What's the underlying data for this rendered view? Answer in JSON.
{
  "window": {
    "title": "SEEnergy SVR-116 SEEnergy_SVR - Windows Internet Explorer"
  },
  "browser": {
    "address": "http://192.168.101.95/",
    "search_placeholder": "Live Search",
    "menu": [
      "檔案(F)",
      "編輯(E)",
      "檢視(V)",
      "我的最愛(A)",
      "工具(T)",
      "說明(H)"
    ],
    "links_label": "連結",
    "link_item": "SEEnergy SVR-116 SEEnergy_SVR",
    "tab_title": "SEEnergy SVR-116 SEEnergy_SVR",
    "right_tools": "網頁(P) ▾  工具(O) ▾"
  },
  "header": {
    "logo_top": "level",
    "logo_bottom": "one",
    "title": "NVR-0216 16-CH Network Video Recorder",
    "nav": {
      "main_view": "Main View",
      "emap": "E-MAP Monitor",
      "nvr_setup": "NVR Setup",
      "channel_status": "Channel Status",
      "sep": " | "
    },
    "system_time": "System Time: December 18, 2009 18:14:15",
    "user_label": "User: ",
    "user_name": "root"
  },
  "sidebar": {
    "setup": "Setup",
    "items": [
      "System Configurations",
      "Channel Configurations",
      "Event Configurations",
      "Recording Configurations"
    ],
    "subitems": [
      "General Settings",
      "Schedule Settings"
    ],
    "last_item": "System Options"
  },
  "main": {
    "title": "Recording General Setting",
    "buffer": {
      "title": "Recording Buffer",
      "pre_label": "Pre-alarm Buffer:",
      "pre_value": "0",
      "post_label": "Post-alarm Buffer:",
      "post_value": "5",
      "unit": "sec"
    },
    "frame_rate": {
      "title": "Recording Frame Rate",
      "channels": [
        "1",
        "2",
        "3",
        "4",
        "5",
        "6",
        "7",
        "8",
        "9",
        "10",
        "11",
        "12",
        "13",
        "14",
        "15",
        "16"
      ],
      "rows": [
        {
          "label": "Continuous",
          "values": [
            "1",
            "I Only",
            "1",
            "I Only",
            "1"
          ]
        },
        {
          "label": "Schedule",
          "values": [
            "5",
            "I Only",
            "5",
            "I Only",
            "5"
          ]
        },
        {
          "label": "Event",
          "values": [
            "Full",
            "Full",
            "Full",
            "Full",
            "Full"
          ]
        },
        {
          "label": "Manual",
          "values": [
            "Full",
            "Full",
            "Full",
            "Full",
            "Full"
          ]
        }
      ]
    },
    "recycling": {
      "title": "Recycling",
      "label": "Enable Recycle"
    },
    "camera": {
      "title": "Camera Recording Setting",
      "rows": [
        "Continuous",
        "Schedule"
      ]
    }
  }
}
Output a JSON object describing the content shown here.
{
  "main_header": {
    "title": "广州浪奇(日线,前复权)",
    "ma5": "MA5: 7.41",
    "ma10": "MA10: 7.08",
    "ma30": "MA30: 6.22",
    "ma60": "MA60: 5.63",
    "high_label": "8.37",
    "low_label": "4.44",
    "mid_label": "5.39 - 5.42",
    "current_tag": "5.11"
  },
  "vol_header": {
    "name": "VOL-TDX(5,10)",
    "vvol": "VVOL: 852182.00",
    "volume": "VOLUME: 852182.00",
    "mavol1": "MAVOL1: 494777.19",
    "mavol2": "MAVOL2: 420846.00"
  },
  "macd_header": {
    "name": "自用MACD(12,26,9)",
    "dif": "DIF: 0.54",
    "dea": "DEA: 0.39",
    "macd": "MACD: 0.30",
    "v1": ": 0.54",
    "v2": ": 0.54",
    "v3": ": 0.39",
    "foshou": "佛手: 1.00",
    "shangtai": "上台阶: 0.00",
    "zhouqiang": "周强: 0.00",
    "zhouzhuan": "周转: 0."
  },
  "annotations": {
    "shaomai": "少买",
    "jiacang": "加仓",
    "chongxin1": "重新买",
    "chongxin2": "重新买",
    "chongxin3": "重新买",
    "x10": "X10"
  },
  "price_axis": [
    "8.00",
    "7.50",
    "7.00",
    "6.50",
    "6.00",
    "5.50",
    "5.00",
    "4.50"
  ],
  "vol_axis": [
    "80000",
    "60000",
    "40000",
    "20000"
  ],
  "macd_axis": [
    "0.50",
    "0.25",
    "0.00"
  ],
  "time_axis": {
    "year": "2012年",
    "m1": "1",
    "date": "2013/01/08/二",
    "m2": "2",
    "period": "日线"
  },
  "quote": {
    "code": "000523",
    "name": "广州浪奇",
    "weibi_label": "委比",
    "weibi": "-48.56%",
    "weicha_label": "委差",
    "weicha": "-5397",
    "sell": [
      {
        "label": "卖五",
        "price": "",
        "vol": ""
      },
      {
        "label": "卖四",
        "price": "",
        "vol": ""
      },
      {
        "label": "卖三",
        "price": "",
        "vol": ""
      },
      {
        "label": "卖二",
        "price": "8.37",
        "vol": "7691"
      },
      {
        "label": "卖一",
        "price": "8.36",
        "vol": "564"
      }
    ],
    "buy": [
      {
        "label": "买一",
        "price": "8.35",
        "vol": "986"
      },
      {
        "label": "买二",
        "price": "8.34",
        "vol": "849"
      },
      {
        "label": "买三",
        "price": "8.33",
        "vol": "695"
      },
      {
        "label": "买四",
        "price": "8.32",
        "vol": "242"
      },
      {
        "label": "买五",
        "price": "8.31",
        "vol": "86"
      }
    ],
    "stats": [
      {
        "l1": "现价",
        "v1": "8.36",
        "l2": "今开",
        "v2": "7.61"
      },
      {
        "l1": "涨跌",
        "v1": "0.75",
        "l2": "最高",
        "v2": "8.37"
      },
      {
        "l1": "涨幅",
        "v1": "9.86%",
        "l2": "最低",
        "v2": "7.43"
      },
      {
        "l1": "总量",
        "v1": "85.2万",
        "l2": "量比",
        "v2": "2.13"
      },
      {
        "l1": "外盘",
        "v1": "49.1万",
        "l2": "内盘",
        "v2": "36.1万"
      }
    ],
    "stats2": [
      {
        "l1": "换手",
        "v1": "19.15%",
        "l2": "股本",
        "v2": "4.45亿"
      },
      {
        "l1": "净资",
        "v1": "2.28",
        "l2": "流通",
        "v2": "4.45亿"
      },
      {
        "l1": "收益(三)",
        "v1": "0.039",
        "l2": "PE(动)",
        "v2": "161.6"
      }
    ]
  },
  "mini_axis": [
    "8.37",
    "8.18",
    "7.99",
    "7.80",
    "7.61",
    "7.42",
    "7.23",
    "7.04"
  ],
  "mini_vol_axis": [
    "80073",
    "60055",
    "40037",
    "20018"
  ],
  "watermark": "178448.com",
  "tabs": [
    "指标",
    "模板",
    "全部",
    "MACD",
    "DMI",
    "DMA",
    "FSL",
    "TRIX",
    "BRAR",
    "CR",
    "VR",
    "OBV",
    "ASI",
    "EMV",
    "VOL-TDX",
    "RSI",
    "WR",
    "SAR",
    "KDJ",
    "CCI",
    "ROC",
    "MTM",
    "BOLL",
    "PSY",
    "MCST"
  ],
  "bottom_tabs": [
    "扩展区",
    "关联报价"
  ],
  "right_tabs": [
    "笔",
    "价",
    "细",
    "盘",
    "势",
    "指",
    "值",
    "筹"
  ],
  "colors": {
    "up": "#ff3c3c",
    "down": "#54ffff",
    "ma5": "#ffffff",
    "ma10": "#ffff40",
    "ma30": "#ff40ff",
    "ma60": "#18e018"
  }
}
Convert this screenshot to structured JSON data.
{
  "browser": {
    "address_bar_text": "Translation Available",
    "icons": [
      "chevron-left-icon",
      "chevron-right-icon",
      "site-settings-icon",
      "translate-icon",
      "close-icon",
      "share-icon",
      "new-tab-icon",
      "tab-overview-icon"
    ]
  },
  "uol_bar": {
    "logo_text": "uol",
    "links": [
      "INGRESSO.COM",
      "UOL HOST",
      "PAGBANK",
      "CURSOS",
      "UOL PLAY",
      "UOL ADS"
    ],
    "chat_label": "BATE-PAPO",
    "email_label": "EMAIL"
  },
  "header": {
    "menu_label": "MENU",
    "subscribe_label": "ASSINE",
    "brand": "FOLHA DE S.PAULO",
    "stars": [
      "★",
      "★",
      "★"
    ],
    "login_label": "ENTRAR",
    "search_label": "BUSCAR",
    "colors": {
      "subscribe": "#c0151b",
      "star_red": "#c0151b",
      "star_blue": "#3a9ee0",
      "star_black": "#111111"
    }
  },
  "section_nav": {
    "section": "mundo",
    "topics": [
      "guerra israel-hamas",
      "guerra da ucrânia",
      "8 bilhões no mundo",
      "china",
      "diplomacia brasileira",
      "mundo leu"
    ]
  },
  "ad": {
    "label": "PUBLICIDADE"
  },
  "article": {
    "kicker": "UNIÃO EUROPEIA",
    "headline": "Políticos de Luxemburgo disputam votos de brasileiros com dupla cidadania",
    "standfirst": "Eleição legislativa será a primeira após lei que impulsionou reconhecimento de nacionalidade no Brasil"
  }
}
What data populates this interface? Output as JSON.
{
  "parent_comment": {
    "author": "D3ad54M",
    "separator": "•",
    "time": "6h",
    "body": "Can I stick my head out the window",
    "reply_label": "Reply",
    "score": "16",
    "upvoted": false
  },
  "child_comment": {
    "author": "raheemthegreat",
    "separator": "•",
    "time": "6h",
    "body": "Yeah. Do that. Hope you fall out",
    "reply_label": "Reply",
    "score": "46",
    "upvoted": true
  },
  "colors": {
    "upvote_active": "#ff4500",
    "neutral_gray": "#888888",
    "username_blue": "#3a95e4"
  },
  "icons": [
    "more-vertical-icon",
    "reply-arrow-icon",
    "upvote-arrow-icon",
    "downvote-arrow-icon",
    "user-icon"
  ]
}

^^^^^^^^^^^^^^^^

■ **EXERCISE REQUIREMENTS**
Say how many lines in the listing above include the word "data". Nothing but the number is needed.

■ **RESULT BELOW**
3